Findings

The following main findings are established: First, there is a (1) negative net effect in the relevance of fixed broadband subscriptions in female labour force participation and female unemployment and (2) positive net effects from the importance of fixed broadband subscriptions on the female employment rate. Secondly, an extended analysis is used to establish thresholds at which the undesirable net negative effect on female labour force participation can be avoided. From the corresponding findings, a fixed broadband subscription rate of 9.187 per 100 people is necessary to completely dampen the established net negative effect. Hence, the established threshold is the critical mass necessary for the enhancement of fixed broadband subscriptions to induce an overall positive net effect on the female labour force participation rate.

Originality/value

This study complements the extant literature by assessing how increasing penetration levels of ICT affect female economic inclusion and by extension, thresholds necessary for the promotion of ICT to increase female economic inclusion.

Details

African Journal of Economic and Management Studies, vol. ahead-of-print no. ahead-of-print
Type: Research Article
ISSN: 2040-0705

Keywords

Article
Publication date: 2 August 2019

Simplice Asongu, Jacinta Nwachukwu and Sara le Roux

The purpose of this paper is to investigate the role of inclusive human development and military expenditure in modulating the effect of terrorism on governance.

Abstract

Purpose

The purpose of this paper is to investigate the role of inclusive human development and military expenditure in modulating the effect of terrorism on governance.

Design/methodology/approach

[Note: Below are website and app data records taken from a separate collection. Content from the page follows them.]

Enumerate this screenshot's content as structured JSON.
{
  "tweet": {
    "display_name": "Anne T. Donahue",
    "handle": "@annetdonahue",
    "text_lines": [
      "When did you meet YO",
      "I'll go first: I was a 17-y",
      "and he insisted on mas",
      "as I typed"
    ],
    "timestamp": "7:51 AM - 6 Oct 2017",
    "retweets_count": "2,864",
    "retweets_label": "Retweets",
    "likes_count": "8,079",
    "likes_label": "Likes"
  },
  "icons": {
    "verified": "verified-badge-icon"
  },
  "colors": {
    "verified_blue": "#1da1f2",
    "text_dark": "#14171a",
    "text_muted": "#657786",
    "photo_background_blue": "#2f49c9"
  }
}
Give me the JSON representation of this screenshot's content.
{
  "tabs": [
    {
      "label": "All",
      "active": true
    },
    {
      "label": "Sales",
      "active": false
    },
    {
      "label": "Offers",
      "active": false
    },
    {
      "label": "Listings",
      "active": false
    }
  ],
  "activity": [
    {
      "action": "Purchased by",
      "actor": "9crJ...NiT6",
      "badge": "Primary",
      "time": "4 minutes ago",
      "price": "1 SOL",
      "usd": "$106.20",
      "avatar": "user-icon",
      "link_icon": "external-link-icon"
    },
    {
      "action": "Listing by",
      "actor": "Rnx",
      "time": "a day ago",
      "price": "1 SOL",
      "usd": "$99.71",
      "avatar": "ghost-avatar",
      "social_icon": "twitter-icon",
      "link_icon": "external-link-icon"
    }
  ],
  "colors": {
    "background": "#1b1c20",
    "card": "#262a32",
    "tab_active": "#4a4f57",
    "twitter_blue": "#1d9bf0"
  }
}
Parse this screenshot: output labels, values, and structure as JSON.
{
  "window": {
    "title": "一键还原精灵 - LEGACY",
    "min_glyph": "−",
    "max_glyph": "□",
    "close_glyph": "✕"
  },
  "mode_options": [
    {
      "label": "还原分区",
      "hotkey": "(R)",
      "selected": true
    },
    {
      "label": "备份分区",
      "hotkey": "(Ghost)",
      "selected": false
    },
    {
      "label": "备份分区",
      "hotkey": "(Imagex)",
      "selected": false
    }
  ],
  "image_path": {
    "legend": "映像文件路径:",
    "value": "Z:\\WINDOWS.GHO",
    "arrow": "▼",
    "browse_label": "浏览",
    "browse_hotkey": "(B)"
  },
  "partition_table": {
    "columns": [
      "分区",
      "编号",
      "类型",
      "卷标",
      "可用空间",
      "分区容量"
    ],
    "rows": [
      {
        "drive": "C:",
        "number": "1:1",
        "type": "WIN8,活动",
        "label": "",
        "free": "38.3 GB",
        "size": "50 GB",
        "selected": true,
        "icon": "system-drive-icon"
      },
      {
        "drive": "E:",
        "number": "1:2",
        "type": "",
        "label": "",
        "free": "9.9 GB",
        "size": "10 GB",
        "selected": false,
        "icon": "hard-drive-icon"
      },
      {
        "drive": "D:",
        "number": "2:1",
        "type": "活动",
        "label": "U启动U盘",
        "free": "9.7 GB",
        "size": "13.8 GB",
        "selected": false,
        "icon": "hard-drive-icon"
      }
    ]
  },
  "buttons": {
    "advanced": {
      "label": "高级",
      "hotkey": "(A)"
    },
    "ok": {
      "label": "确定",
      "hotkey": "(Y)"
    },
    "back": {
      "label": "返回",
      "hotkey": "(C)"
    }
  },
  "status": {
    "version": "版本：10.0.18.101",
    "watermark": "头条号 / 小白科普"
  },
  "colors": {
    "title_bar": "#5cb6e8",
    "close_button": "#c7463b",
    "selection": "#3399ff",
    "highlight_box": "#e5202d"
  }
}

It is based on 53 African countries for the period 1998–2012 and interactive generalised method of moments is employed. Six governance indicators from the World Bank and two terrorism variables are used, namely, domestic and transnational terrorism dynamics.

Findings

The following main findings are established. There is a negative net effect on governance (regulation quality and corruption-control) when inclusive human development is used to reduce terrorism. There is a positive net impact on governance (voice and accountability and rule of law) when military expenditure is used to reduce domestic terrorism.

Originality/value

The authors have complemented the sparse literature on the use of policy variables to mitigate the effect of policy syndromes on macroeconomic outcomes.

Details

Journal of Economic Studies, vol. 46 no. 3
Type: Research Article
ISSN: 0144-3585

Keywords

Article
Publication date: 13 May 2020

Simplice Asongu, Joseph Nnanna and Paul Acha-Anyi

The purpose of this study is to assess how inclusive education affects inclusive economic participation through the financial access channel.

Abstract

Purpose

The purpose of this study is to assess how inclusive education affects inclusive economic participation through the financial access channel.

Design/methodology/approach

The focus is on 42 sub-Saharan African countries with data for the period 2004-2014. The empirical evidence is based on the generalised method of moments.

Findings

The following findings are established. First, inclusive secondary education moderates financial access to exert a positive net effect on female labour force participation. Second, inclusive “primary and secondary school education” and inclusive tertiary education modulate financial access for a negative net effect on female unemployment. Third, inclusive secondary education and inclusive tertiary education both moderate financial access for an overall positive net effect on female employment. To provide more gender macroeconomic management policy options, inclusive education thresholds for complementary policies are provided and discussed.

Originality/value

Policy implications are discussed in the light of challenges of economic development in the sub-region and sustainable development goals.

Details

Gender in Management: An International Journal , vol. 35 no. 5
Type: Research Article
ISSN: 1754-2413

Keywords

1 – 10 of 111